U.S. and Canada still trade heavily
Despite the border constraints, the U.S. remains Canada’s largest trading partner by far. In 2012, for example, Canada exported $339 billion worth of goods to the U.S., or about 75 per cent of total Canadian exports of $454 billion, according to Industry Canada’s Trade Data Online search tool. China was a distant second with $19 billion of Canadian exports.
Imports from the U.S. meanwhile totalled $234 billion in 2012, which was 50.6 per cent of Canada’s total imports.
Nevertheless, the proportion of Canada’s trade devoted to U.S. exports and imports has dropped significantly since 2003. That year, exports to the U.S. of $327 billion made up 85.7 per cent of Canada’s total exports of $381 billion. U.S. imports of $204 billion also accounted for 60.6 per cent of Canada’s total imports of $336 billion in 2003.
The dollar value of Canada’s total imports and exports, as well as trade with the U.S., have rebounded since 2009 at the depths of the recession. However, they haven’t returned yet to the levels of 2008.
No accounting for user fees
Attempts to obtain information from the Canadian government about the status of Beyond the Border initiatives and the concerns raised were not successful. The 2010 paper from the Canadian Chamber of Commerce also noted that there are concerns on both sides of the border that “governments are relying upon user fees to cover the costs of the increasingly unwieldy border.”

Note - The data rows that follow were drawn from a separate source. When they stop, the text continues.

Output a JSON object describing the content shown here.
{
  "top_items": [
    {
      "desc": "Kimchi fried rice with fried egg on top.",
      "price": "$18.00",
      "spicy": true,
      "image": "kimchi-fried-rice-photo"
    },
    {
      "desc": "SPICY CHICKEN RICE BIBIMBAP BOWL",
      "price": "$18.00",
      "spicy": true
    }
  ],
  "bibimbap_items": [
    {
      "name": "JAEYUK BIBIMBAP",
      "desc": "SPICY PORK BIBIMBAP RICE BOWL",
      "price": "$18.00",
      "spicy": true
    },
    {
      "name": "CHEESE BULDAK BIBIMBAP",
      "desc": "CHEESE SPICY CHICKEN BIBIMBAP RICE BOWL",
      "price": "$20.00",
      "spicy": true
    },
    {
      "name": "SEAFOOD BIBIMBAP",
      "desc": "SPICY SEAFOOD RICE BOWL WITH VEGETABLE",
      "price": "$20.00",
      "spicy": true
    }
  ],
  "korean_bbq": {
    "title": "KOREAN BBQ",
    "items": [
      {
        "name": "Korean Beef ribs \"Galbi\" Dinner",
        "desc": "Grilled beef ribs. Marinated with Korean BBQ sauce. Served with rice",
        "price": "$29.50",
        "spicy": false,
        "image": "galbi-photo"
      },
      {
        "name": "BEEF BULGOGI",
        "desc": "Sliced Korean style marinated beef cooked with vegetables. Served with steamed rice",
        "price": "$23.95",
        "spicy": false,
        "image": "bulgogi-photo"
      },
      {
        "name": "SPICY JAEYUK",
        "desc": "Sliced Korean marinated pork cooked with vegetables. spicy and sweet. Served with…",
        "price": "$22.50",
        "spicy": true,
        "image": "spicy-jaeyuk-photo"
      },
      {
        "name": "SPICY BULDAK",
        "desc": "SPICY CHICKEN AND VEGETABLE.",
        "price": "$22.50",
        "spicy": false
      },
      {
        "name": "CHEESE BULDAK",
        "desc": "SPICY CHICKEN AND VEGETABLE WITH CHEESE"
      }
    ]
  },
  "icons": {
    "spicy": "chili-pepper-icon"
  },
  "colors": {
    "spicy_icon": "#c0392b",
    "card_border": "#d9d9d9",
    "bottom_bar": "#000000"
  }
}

To that Mr. Bradley responded: “As with virtually all government fees, there is no accounting for whether the programs can or should be managed more efficiently.” He cited the “egregious situation” in which animal plant health inspection service fees are assessed on every truck crossing the U.S. border – even for trucks not carrying agricultural products. “It makes no sense at all, but when agencies of government wrap themselves in the cloak of security, it seems they can pretty much do as they please,” he said.
Nothing cool about COOL rules

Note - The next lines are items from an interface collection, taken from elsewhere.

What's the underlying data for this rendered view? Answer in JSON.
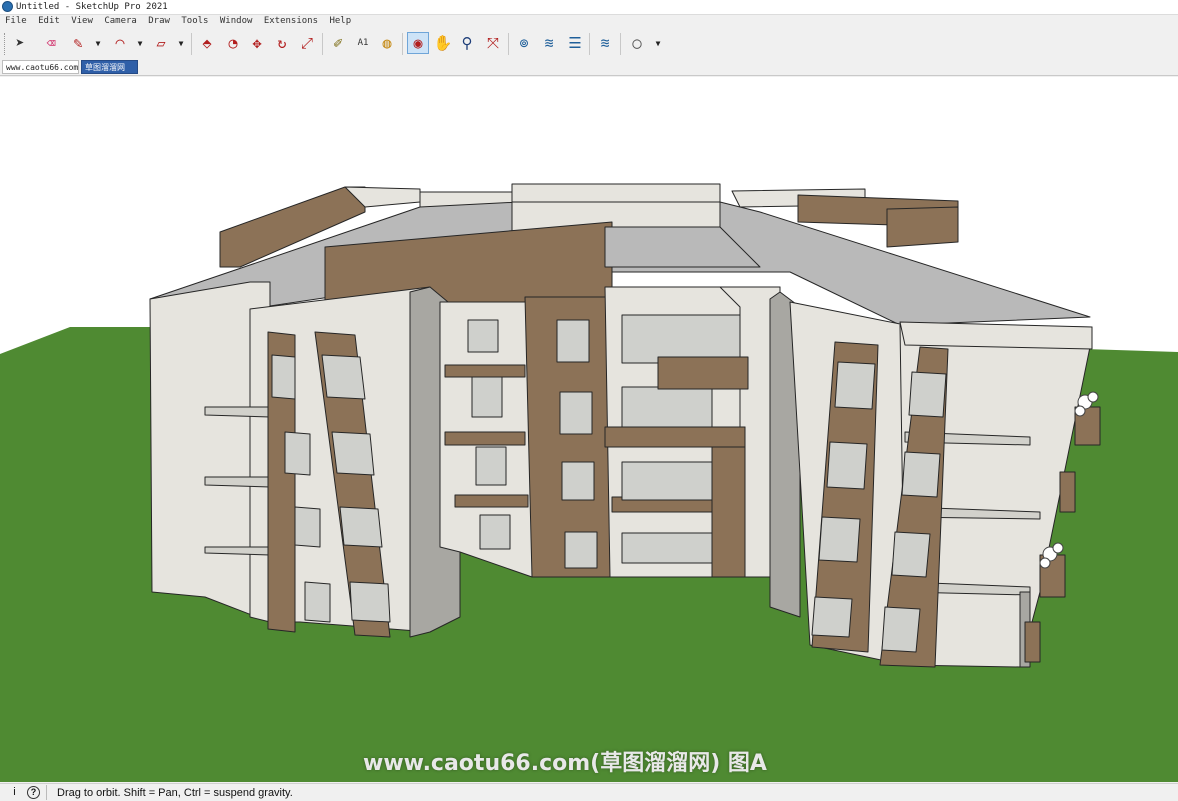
{
  "window": {
    "title": "Untitled - SketchUp Pro 2021"
  },
  "menu": {
    "items": [
      "File",
      "Edit",
      "View",
      "Camera",
      "Draw",
      "Tools",
      "Window",
      "Extensions",
      "Help"
    ]
  },
  "toolbar": {
    "dropdown_glyph": "▼",
    "tools": [
      {
        "name": "select-icon",
        "glyph": "➤"
      },
      {
        "name": "eraser-icon",
        "glyph": "⌫"
      },
      {
        "name": "pencil-icon",
        "glyph": "✎"
      },
      {
        "name": "arc-icon",
        "glyph": "◠"
      },
      {
        "name": "rectangle-icon",
        "glyph": "▱"
      },
      {
        "name": "push-pull-icon",
        "glyph": "⬘"
      },
      {
        "name": "follow-me-icon",
        "glyph": "◔"
      },
      {
        "name": "move-icon",
        "glyph": "✥"
      },
      {
        "name": "rotate-icon",
        "glyph": "↻"
      },
      {
        "name": "scale-icon",
        "glyph": "⤢"
      },
      {
        "name": "tape-measure-icon",
        "glyph": "✐"
      },
      {
        "name": "text-icon",
        "glyph": "A1"
      },
      {
        "name": "paint-bucket-icon",
        "glyph": "◍"
      },
      {
        "name": "orbit-icon",
        "glyph": "◉"
      },
      {
        "name": "pan-icon",
        "glyph": "✋"
      },
      {
        "name": "zoom-icon",
        "glyph": "⚲"
      },
      {
        "name": "zoom-extents-icon",
        "glyph": "⤧"
      },
      {
        "name": "warehouse-icon",
        "glyph": "⊚"
      },
      {
        "name": "extension-warehouse-icon",
        "glyph": "≋"
      },
      {
        "name": "layout-icon",
        "glyph": "☰"
      },
      {
        "name": "extension-manager-icon",
        "glyph": "≋"
      },
      {
        "name": "account-icon",
        "glyph": "◯"
      }
    ]
  },
  "tabs": [
    {
      "label": "www.caotu66.com",
      "active": false
    },
    {
      "label": "草图溜溜网",
      "active": true
    }
  ],
  "viewport": {
    "watermark": "www.caotu66.com(草图溜溜网) 图A",
    "colors": {
      "sky": "#ffffff",
      "ground": "#4f8a32",
      "wall_white": "#e6e4de",
      "wall_shadow": "#a8a7a2",
      "wall_brown": "#8c7257",
      "roof": "#b9b9b9",
      "window": "#cfd0cc",
      "outline": "#262626"
    }
  },
  "statusbar": {
    "info_glyph": "i",
    "hint_glyph": "?",
    "message": "Drag to orbit. Shift = Pan, Ctrl = suspend gravity."
  }
}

Another lingering problem that Ms. Littlepage noted in her 2010 report that remains an issue is U.S. protectionism in the form of Country of Origin labeling. Despite its COOL acronym, this causes uncool difficulties for meat producers. That’s because the industry on both sides of the border “is so integrated that a pig might be born in the United States, brought up to Canada just for feeding and to be raised and then slaughtered in the United States,” Ms. Littlepage said. Such tracking would be so problematic that Canada is fighting against COOL at the World Trade Organization.
Border issues a potential impediment to Foreign Investment

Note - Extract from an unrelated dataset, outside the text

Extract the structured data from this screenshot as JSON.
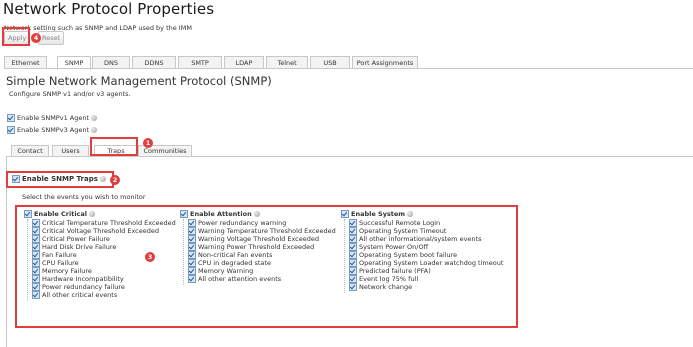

“We have also seen border security concerns used as an argument for more protectionist thinking,” Mr. Bradley said. “In terms of the threat to direct investment, it goes beyond what U.S. executives think. What Canada needs to be mindful of is the foreign investor who is looking to set up a facility in North America. If the border is not functioning properly, if it is inefficient or unpredictable, since most of what is produced in Canada is destined for the U.S. anyway, that foreign investor might decide it makes more sense to set up shop in the United States and avoid the whole border situation.”
Nevertheless, “we’re getting there”
On the whole, Beyond the Border addresses almost all the trade concerns that Littlepage raised in her 2010 report. Or it will address them once they are fully implemented.
Among those recommendations was a perimeter approach to security. However, movement on that has been “yes and no,” Ms. Littlepage said, noting that every once in a while a U.S. politician will propose a fence at the Canada-U.S. border. “We still have a long way to go to a true perimeter approach. But we’re moving towards it.”